We may not rush to smell their aroma or coo over how beautiful they may be, but nettles are a very important plant in the world of wildlife and can also be very valuable to people. The RSPB is asking that people see then as much more than just a weed.
More than 40 kinds of insects are supported by the native plant stinging nettles. They act as magnets for birds and others that eat insects like shrews, frogs, toads and hedgehogs during the entire year.
Many overwintering insects are held by nettle patches which hover around the nettles in spring and provide early season food for lady birds. Blue tits and other birds eat these aphids as they dart around the stems. The myriad of seeds produced in late summer are food from the birds that eat seeds including chaffinches, bullfinches and sparrows.
Nettles also help to support some of the most colourful of all butterflies like the red admiral, comma, tortoiseshell and the peacock butterflies, feeding in large groups near the top of the stems of the nettles. Nettles are also liked by moths, some insects and some only live in nettle patches, like the nettle weevil.

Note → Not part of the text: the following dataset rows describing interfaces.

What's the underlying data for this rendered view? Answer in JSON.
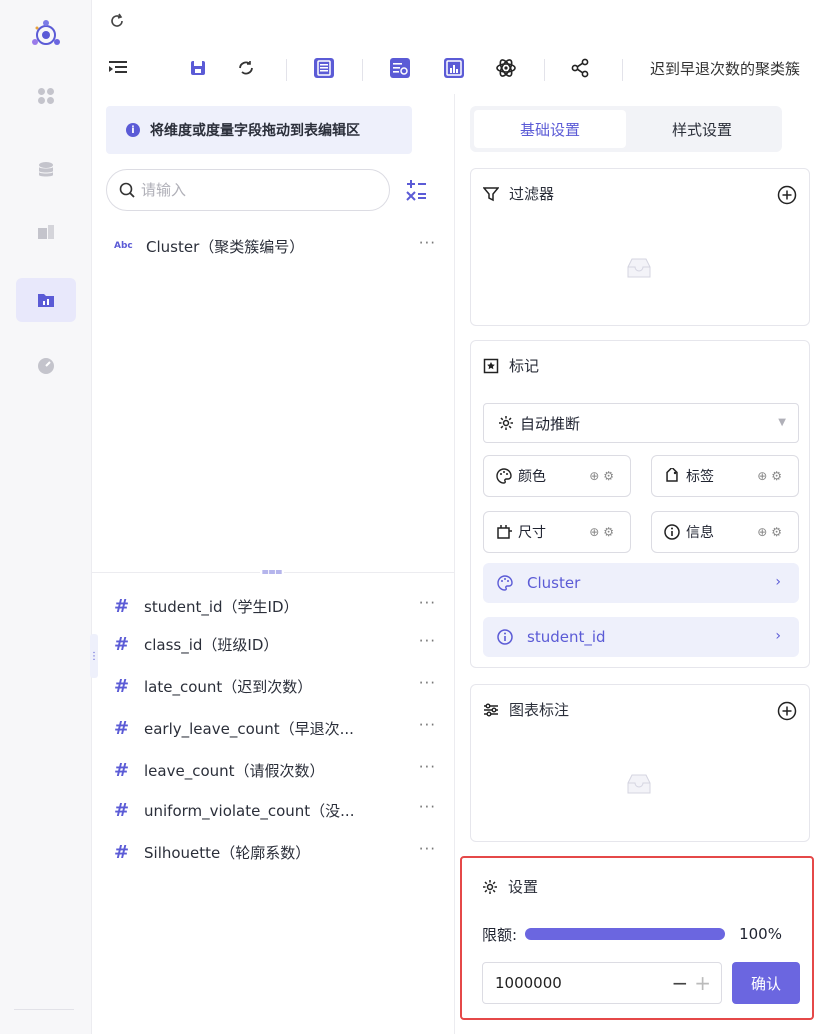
{
  "toolbar": {
    "chart_title": "迟到早退次数的聚类簇"
  },
  "fields_panel": {
    "banner_text": "将维度或度量字段拖动到表编辑区",
    "search_placeholder": "请输入",
    "dimensions": [
      {
        "type_badge": "Abc",
        "label": "Cluster（聚类簇编号）"
      }
    ],
    "measures": [
      {
        "label": "student_id（学生ID）"
      },
      {
        "label": "class_id（班级ID）"
      },
      {
        "label": "late_count（迟到次数）"
      },
      {
        "label": "early_leave_count（早退次..."
      },
      {
        "label": "leave_count（请假次数）"
      },
      {
        "label": "uniform_violate_count（没..."
      },
      {
        "label": "Silhouette（轮廓系数）"
      }
    ],
    "more_label": "···",
    "measure_symbol": "#"
  },
  "config_panel": {
    "tabs": [
      {
        "label": "基础设置",
        "active": true
      },
      {
        "label": "样式设置",
        "active": false
      }
    ],
    "filter": {
      "title": "过滤器"
    },
    "marks": {
      "title": "标记",
      "select_value": "自动推断",
      "chips": [
        {
          "label": "颜色",
          "icon": "palette-icon"
        },
        {
          "label": "标签",
          "icon": "tag-icon"
        },
        {
          "label": "尺寸",
          "icon": "size-icon"
        },
        {
          "label": "信息",
          "icon": "info-icon"
        }
      ],
      "pills": [
        {
          "label": "Cluster",
          "icon": "palette-icon"
        },
        {
          "label": "student_id",
          "icon": "info-icon"
        }
      ]
    },
    "annotation": {
      "title": "图表标注"
    },
    "settings": {
      "title": "设置",
      "limit_label": "限额:",
      "limit_percent_text": "100%",
      "limit_fraction": 1.0,
      "input_value": "1000000",
      "confirm_label": "确认"
    }
  },
  "colors": {
    "accent": "#6b66e0",
    "accent_soft": "#eef0fb",
    "highlight_border": "#e54848"
  }
}
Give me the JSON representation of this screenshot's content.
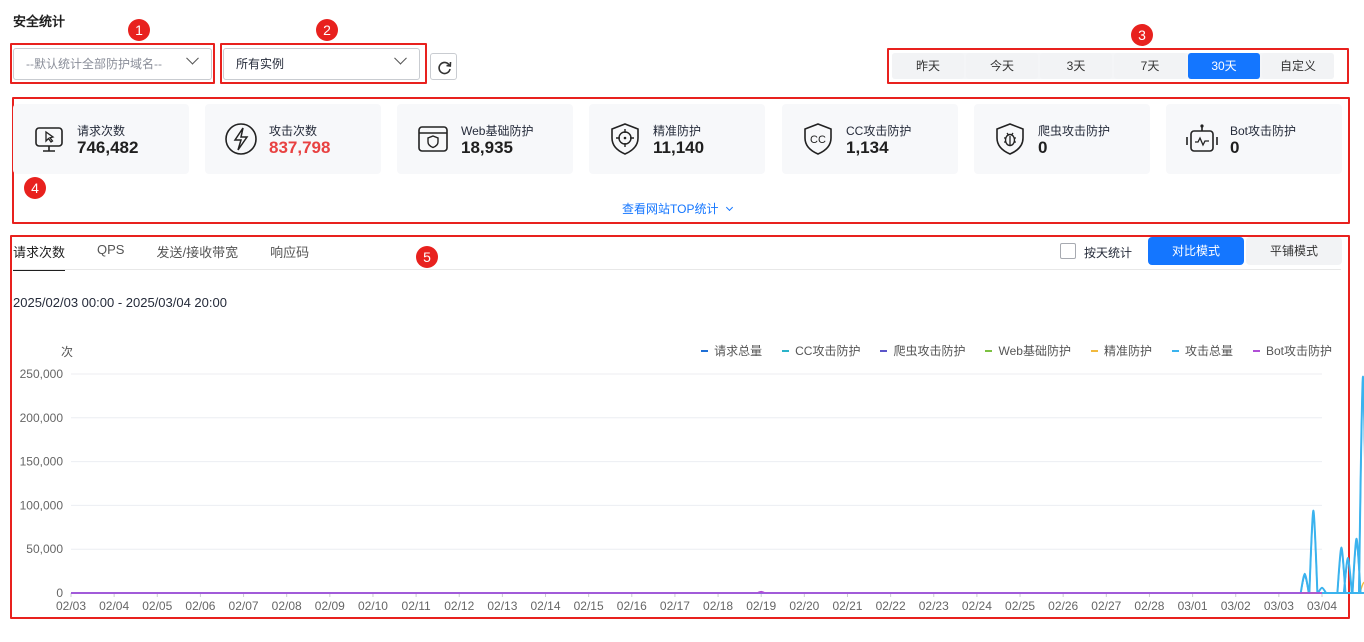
{
  "page_title": "安全统计",
  "badges": [
    "1",
    "2",
    "3",
    "4",
    "5"
  ],
  "domain_select": {
    "placeholder": "--默认统计全部防护域名--"
  },
  "instance_select": {
    "value": "所有实例"
  },
  "time_range": {
    "options": [
      "昨天",
      "今天",
      "3天",
      "7天",
      "30天",
      "自定义"
    ],
    "selected": "30天"
  },
  "stats": [
    {
      "label": "请求次数",
      "value": "746,482",
      "icon": "monitor-cursor-icon"
    },
    {
      "label": "攻击次数",
      "value": "837,798",
      "icon": "lightning-icon",
      "color": "#e84141"
    },
    {
      "label": "Web基础防护",
      "value": "18,935",
      "icon": "browser-shield-icon"
    },
    {
      "label": "精准防护",
      "value": "11,140",
      "icon": "target-shield-icon"
    },
    {
      "label": "CC攻击防护",
      "value": "1,134",
      "icon": "cc-shield-icon"
    },
    {
      "label": "爬虫攻击防护",
      "value": "0",
      "icon": "bug-shield-icon"
    },
    {
      "label": "Bot攻击防护",
      "value": "0",
      "icon": "bot-icon"
    }
  ],
  "top_link": "查看网站TOP统计",
  "tabs": [
    "请求次数",
    "QPS",
    "发送/接收带宽",
    "响应码"
  ],
  "daily_stat_label": "按天统计",
  "modes": [
    "对比模式",
    "平铺模式"
  ],
  "date_range": "2025/02/03 00:00 - 2025/03/04 20:00",
  "colors": {
    "accent": "#1476ff",
    "danger": "#e8211e"
  },
  "chart_data": {
    "type": "line",
    "ylabel": "次",
    "ylim": [
      0,
      250000
    ],
    "yticks": [
      "250,000",
      "200,000",
      "150,000",
      "100,000",
      "50,000",
      "0"
    ],
    "x": [
      "02/03",
      "02/04",
      "02/05",
      "02/06",
      "02/07",
      "02/08",
      "02/09",
      "02/10",
      "02/11",
      "02/12",
      "02/13",
      "02/14",
      "02/15",
      "02/16",
      "02/17",
      "02/18",
      "02/19",
      "02/20",
      "02/21",
      "02/22",
      "02/23",
      "02/24",
      "02/25",
      "02/26",
      "02/27",
      "02/28",
      "03/01",
      "03/02",
      "03/03",
      "03/04"
    ],
    "grid": true,
    "legend_position": "top-right",
    "series": [
      {
        "name": "请求总量",
        "color": "#1f6fd6",
        "peaks": [
          [
            28.6,
            20000
          ],
          [
            28.8,
            92000
          ],
          [
            29.0,
            6000
          ],
          [
            29.45,
            50000
          ],
          [
            29.6,
            38000
          ],
          [
            29.8,
            60000
          ],
          [
            29.95,
            245000
          ]
        ]
      },
      {
        "name": "CC攻击防护",
        "color": "#2bb3c9",
        "peaks": []
      },
      {
        "name": "爬虫攻击防护",
        "color": "#5b55c9",
        "peaks": []
      },
      {
        "name": "Web基础防护",
        "color": "#7cc142",
        "peaks": []
      },
      {
        "name": "精准防护",
        "color": "#f1b93f",
        "peaks": [
          [
            29.97,
            12000
          ]
        ]
      },
      {
        "name": "攻击总量",
        "color": "#3ab3ee",
        "peaks": [
          [
            28.6,
            22000
          ],
          [
            28.8,
            94000
          ],
          [
            29.0,
            6000
          ],
          [
            29.45,
            52000
          ],
          [
            29.6,
            40000
          ],
          [
            29.8,
            62000
          ],
          [
            29.95,
            247000
          ]
        ]
      },
      {
        "name": "Bot攻击防护",
        "color": "#b04fd6",
        "peaks": [
          [
            16.0,
            1500
          ]
        ]
      }
    ]
  }
}
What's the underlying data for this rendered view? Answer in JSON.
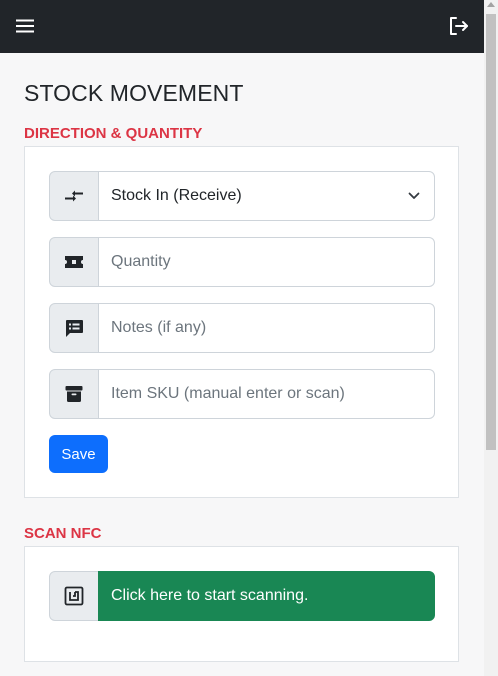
{
  "navbar": {
    "menu_icon": "hamburger-menu-icon",
    "logout_icon": "logout-icon"
  },
  "page": {
    "title": "STOCK MOVEMENT"
  },
  "direction_section": {
    "title": "DIRECTION & QUANTITY",
    "direction_select": {
      "icon": "arrows-exchange-icon",
      "value": "Stock In (Receive)"
    },
    "quantity": {
      "icon": "ticket-icon",
      "placeholder": "Quantity",
      "value": ""
    },
    "notes": {
      "icon": "comment-lines-icon",
      "placeholder": "Notes (if any)",
      "value": ""
    },
    "sku": {
      "icon": "archive-box-icon",
      "placeholder": "Item SKU (manual enter or scan)",
      "value": ""
    },
    "save_label": "Save"
  },
  "scan_section": {
    "title": "SCAN NFC",
    "icon": "nfc-icon",
    "button_label": "Click here to start scanning."
  },
  "colors": {
    "navbar": "#212529",
    "section_title": "#dc3545",
    "primary": "#0d6efd",
    "success": "#198754"
  }
}
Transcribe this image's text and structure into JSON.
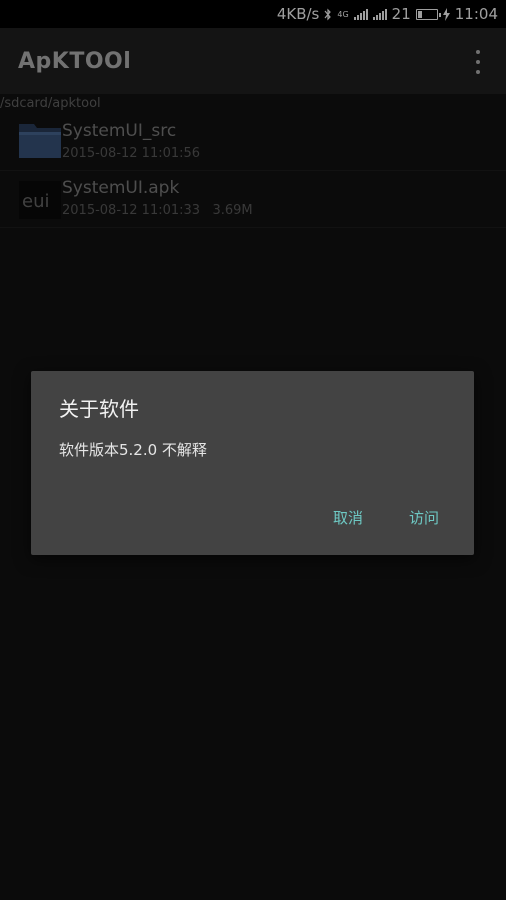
{
  "status_bar": {
    "speed": "4KB/s",
    "bluetooth_icon": "bluetooth-icon",
    "network": "4G",
    "battery_percent": "21",
    "time": "11:04",
    "charging_icon": "lightning-icon"
  },
  "app_bar": {
    "title": "ApKTOOl",
    "overflow_icon": "more-vert-icon"
  },
  "path": "/sdcard/apktool",
  "files": [
    {
      "icon": "folder-icon",
      "name": "SystemUI_src",
      "meta": "2015-08-12 11:01:56"
    },
    {
      "icon": "eui-apk-icon",
      "icon_text": "eui",
      "name": "SystemUI.apk",
      "meta": "2015-08-12 11:01:33   3.69M"
    }
  ],
  "dialog": {
    "title": "关于软件",
    "message": "软件版本5.2.0 不解释",
    "cancel_label": "取消",
    "visit_label": "访问"
  },
  "colors": {
    "background": "#121212",
    "app_bar": "#212121",
    "dialog": "#434343",
    "accent": "#6ec9c4"
  }
}
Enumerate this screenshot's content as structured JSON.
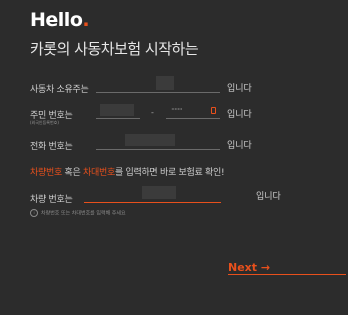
{
  "header": {
    "title": "Hello",
    "title_dot": ".",
    "subtitle": "카롯의 사동차보험 시작하는"
  },
  "form": {
    "owner": {
      "label": "사동차 소유주는",
      "suffix": "입니다"
    },
    "resident": {
      "label": "주민 번호는",
      "sublabel": "(외국인등록번호)",
      "separator": "-",
      "masked": "·······",
      "suffix": "입니다"
    },
    "phone": {
      "label": "전화 번호는",
      "suffix": "입니다"
    },
    "notice": {
      "part1": "차량번호",
      "part2": " 혹은 ",
      "part3": "차대번호",
      "part4": "를 입력하면 바로 보험료 확인!"
    },
    "car": {
      "label": "차량 번호는",
      "suffix": "입니다"
    },
    "hint": "차량번호 또는 차대번호를 입력해 주세요"
  },
  "footer": {
    "next_label": "Next →"
  },
  "colors": {
    "accent": "#e8501c",
    "background": "#2c2c2c"
  }
}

Stinging hairs on the nettle act as protection against grazing animals and only those that are the bravest and hardiest will eat them. Cultivating a nettle patch in your garden is even suggested by the RSPB and request that you think twice before getting rid of a patch that is in your garden now. Nettles have a very long cultural significance as well as being beneficial to wildlife and can be of value to people. Some have eaten them for centuries.